“With trauma therapy, you’re actually creating programs with intervention. Considering how you can begin to help people process the trauma that they’ve experienced either in their personal or professional lives. And we look at it as trauma growth, so people can move beyond the trauma into lives that aren’t hindered by the trauma,” explains Blueprint Co-founder, Dr. David Kuhl, “With resilience, it’s focusing on how we can enable people in their social environment, physical, workplace environment, to actually be well in their whole selves. It’s their psychological wellbeing, spiritual, physical wellbeing, and what are some of the skills and tools that we can equip people with, so that they’re not as affected by the trauma that they’re exposed to.”

Participants have shared that after opening up about their personal or professional trauma, a ripple of permission-giving to be completely vulnerable spreads across the entire group as they come to realize that they’re not alone in what they’re feeling.

" Being vulnerable takes great strength. - Steve Farina, VP of the BC Professional Fire Fighters’ Association "

Shane Rivet, Lieutenant for Vancouver Fire, has been through the program and now helps to lead sessions at the retreat.
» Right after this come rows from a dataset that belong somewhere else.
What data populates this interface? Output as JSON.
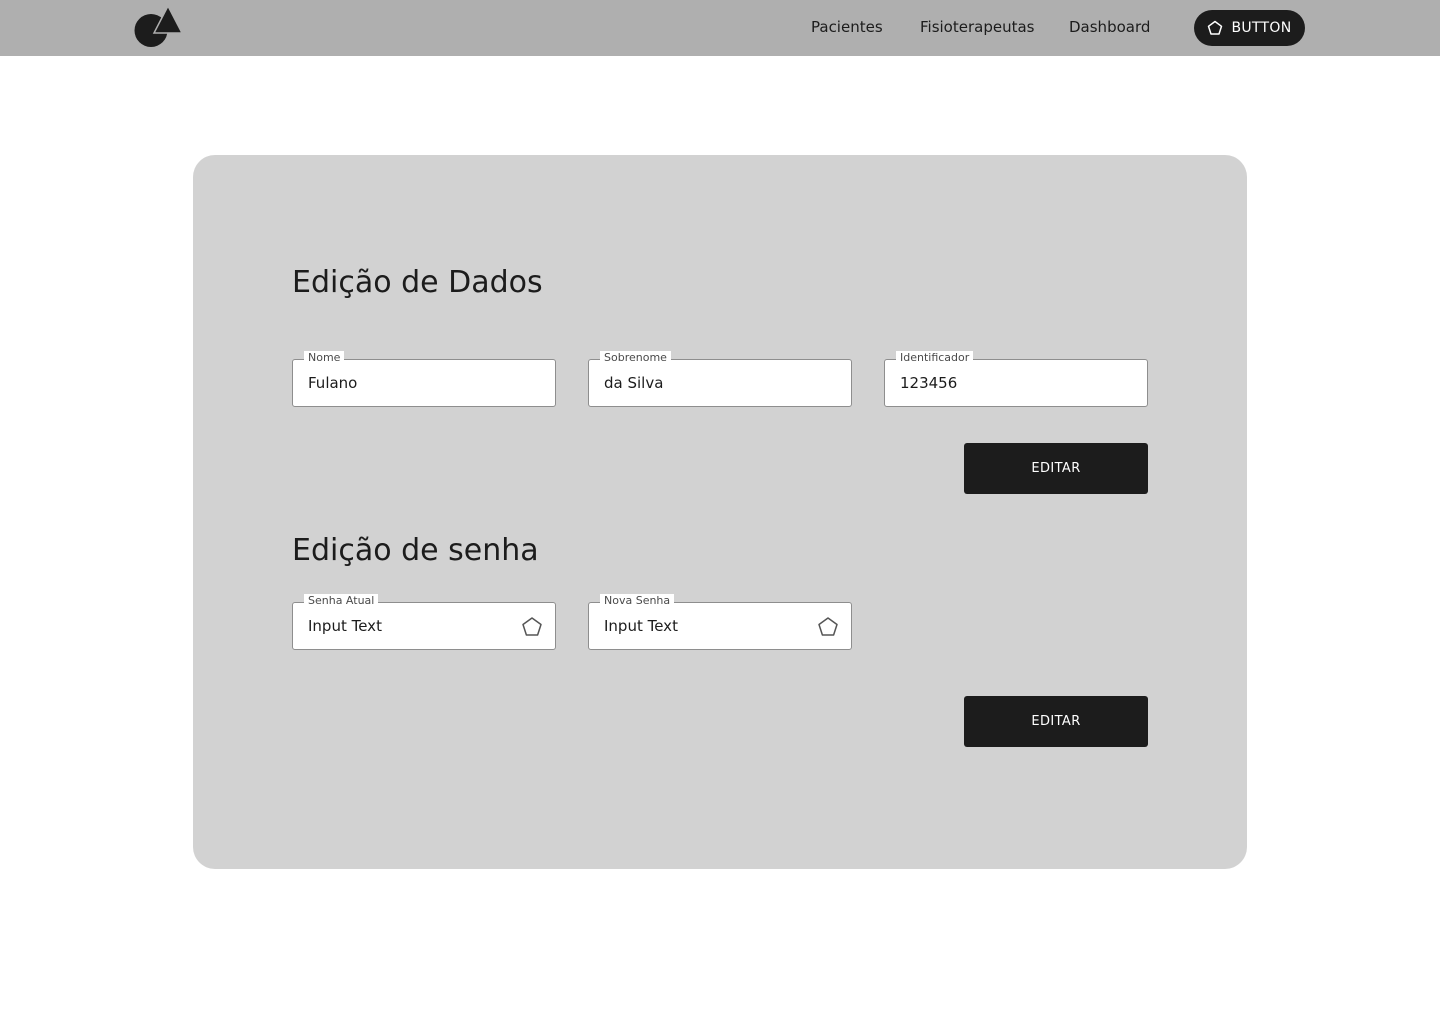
{
  "header": {
    "logo_icon": "triangle-circle-logo-icon",
    "nav": [
      {
        "label": "Pacientes"
      },
      {
        "label": "Fisioterapeutas"
      },
      {
        "label": "Dashboard"
      }
    ],
    "button": {
      "label": "BUTTON",
      "icon": "pentagon-icon"
    }
  },
  "data_section": {
    "title": "Edição de Dados",
    "fields": [
      {
        "label": "Nome",
        "value": "Fulano"
      },
      {
        "label": "Sobrenome",
        "value": "da Silva"
      },
      {
        "label": "Identificador",
        "value": "123456"
      }
    ],
    "button_label": "EDITAR"
  },
  "password_section": {
    "title": "Edição de senha",
    "fields": [
      {
        "label": "Senha Atual",
        "value": "Input Text",
        "icon": "pentagon-icon"
      },
      {
        "label": "Nova Senha",
        "value": "Input Text",
        "icon": "pentagon-icon"
      }
    ],
    "button_label": "EDITAR"
  },
  "colors": {
    "header_bg": "#afafaf",
    "card_bg": "#d2d2d2",
    "button_bg": "#1c1c1c"
  }
}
Reflecting on his time at Loon Lake, the impact on his life, and his hope for the future, Shane said, “The hope for myself is that I keep coming back, and giving back to this program, because it has given me so much that I want to give back as much as I can. If you get enough people through this, the ripple effect will move into each department that sends people here, and eventually over time, change the culture.”

Learn more about the impact of the Veterans and First Responders programs your dollars are funding at movember.com/impact

If you or someone you know is in crisis, or needs emotional support we urge you to head to movember.com/getsupport for crisis support options. To speak with someone immediately, contact your local 24-hour support service.